▶ [What you should do]: The answer must be the full listing, repeated word for word.

▶ [Provided data]:
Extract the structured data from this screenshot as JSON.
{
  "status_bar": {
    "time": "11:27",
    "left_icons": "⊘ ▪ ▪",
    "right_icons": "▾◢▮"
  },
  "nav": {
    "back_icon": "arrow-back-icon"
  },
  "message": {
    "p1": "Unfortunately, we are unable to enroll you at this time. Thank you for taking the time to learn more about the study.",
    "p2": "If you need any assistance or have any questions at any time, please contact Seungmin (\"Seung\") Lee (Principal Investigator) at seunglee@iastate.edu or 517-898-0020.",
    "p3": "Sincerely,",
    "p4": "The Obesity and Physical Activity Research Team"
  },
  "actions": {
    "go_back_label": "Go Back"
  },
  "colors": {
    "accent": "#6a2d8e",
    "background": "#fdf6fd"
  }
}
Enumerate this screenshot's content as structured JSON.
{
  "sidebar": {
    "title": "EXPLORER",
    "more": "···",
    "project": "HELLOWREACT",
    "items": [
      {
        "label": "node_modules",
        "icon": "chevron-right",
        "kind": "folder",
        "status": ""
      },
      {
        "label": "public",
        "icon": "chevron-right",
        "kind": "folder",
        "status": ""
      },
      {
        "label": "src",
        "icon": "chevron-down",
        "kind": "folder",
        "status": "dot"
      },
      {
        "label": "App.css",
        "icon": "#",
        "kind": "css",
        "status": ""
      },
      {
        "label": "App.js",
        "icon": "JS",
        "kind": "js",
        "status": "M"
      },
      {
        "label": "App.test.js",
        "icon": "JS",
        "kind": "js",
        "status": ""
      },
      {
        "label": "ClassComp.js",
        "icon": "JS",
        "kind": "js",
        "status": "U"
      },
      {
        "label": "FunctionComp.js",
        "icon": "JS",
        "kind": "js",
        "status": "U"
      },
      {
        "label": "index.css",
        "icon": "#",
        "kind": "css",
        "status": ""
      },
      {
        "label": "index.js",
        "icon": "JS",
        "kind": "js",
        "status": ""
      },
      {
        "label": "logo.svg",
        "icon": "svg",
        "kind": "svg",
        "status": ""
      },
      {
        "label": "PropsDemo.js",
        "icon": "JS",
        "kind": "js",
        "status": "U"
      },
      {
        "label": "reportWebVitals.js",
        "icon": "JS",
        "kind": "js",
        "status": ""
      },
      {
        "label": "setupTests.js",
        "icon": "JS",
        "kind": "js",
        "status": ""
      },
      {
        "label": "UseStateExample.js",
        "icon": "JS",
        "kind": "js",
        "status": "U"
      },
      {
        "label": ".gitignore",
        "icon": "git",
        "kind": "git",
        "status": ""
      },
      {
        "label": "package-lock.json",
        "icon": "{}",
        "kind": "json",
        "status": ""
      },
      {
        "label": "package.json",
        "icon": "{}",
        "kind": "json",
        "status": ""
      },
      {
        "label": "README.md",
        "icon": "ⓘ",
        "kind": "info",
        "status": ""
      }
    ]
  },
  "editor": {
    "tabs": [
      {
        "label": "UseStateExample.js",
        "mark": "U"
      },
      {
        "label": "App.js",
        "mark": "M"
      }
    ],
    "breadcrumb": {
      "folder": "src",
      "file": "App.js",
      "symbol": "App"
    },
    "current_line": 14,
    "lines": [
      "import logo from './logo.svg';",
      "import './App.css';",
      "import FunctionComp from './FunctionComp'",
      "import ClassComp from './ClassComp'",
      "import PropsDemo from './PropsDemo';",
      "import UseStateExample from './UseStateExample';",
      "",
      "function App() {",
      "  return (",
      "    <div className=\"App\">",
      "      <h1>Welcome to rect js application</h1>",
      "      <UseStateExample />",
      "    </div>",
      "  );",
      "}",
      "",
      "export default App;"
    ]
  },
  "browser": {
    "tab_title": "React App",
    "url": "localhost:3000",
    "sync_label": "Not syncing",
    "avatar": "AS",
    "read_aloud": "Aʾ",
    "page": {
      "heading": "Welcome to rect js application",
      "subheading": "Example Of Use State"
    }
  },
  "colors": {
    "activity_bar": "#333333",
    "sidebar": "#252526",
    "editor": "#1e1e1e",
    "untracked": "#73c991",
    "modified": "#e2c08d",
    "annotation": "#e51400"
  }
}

▶ [Written answer]:
Extract the structured data from this screenshot as JSON.
{
  "status_bar": {
    "time": "11:27",
    "left_icons": "⊘ ▪ ▪",
    "right_icons": "▾◢▮"
  },
  "nav": {
    "back_icon": "arrow-back-icon"
  },
  "message": {
    "p1": "Unfortunately, we are unable to enroll you at this time. Thank you for taking the time to learn more about the study.",
    "p2": "If you need any assistance or have any questions at any time, please contact Seungmin (\"Seung\") Lee (Principal Investigator) at seunglee@iastate.edu or 517-898-0020.",
    "p3": "Sincerely,",
    "p4": "The Obesity and Physical Activity Research Team"
  },
  "actions": {
    "go_back_label": "Go Back"
  },
  "colors": {
    "accent": "#6a2d8e",
    "background": "#fdf6fd"
  }
}
Enumerate this screenshot's content as structured JSON.
{
  "sidebar": {
    "title": "EXPLORER",
    "more": "···",
    "project": "HELLOWREACT",
    "items": [
      {
        "label": "node_modules",
        "icon": "chevron-right",
        "kind": "folder",
        "status": ""
      },
      {
        "label": "public",
        "icon": "chevron-right",
        "kind": "folder",
        "status": ""
      },
      {
        "label": "src",
        "icon": "chevron-down",
        "kind": "folder",
        "status": "dot"
      },
      {
        "label": "App.css",
        "icon": "#",
        "kind": "css",
        "status": ""
      },
      {
        "label": "App.js",
        "icon": "JS",
        "kind": "js",
        "status": "M"
      },
      {
        "label": "App.test.js",
        "icon": "JS",
        "kind": "js",
        "status": ""
      },
      {
        "label": "ClassComp.js",
        "icon": "JS",
        "kind": "js",
        "status": "U"
      },
      {
        "label": "FunctionComp.js",
        "icon": "JS",
        "kind": "js",
        "status": "U"
      },
      {
        "label": "index.css",
        "icon": "#",
        "kind": "css",
        "status": ""
      },
      {
        "label": "index.js",
        "icon": "JS",
        "kind": "js",
        "status": ""
      },
      {
        "label": "logo.svg",
        "icon": "svg",
        "kind": "svg",
        "status": ""
      },
      {
        "label": "PropsDemo.js",
        "icon": "JS",
        "kind": "js",
        "status": "U"
      },
      {
        "label": "reportWebVitals.js",
        "icon": "JS",
        "kind": "js",
        "status": ""
      },
      {
        "label": "setupTests.js",
        "icon": "JS",
        "kind": "js",
        "status": ""
      },
      {
        "label": "UseStateExample.js",
        "icon": "JS",
        "kind": "js",
        "status": "U"
      },
      {
        "label": ".gitignore",
        "icon": "git",
        "kind": "git",
        "status": ""
      },
      {
        "label": "package-lock.json",
        "icon": "{}",
        "kind": "json",
        "status": ""
      },
      {
        "label": "package.json",
        "icon": "{}",
        "kind": "json",
        "status": ""
      },
      {
        "label": "README.md",
        "icon": "ⓘ",
        "kind": "info",
        "status": ""
      }
    ]
  },
  "editor": {
    "tabs": [
      {
        "label": "UseStateExample.js",
        "mark": "U"
      },
      {
        "label": "App.js",
        "mark": "M"
      }
    ],
    "breadcrumb": {
      "folder": "src",
      "file": "App.js",
      "symbol": "App"
    },
    "current_line": 14,
    "lines": [
      "import logo from './logo.svg';",
      "import './App.css';",
      "import FunctionComp from './FunctionComp'",
      "import ClassComp from './ClassComp'",
      "import PropsDemo from './PropsDemo';",
      "import UseStateExample from './UseStateExample';",
      "",
      "function App() {",
      "  return (",
      "    <div className=\"App\">",
      "      <h1>Welcome to rect js application</h1>",
      "      <UseStateExample />",
      "    </div>",
      "  );",
      "}",
      "",
      "export default App;"
    ]
  },
  "browser": {
    "tab_title": "React App",
    "url": "localhost:3000",
    "sync_label": "Not syncing",
    "avatar": "AS",
    "read_aloud": "Aʾ",
    "page": {
      "heading": "Welcome to rect js application",
      "subheading": "Example Of Use State"
    }
  },
  "colors": {
    "activity_bar": "#333333",
    "sidebar": "#252526",
    "editor": "#1e1e1e",
    "untracked": "#73c991",
    "modified": "#e2c08d",
    "annotation": "#e51400"
  }
}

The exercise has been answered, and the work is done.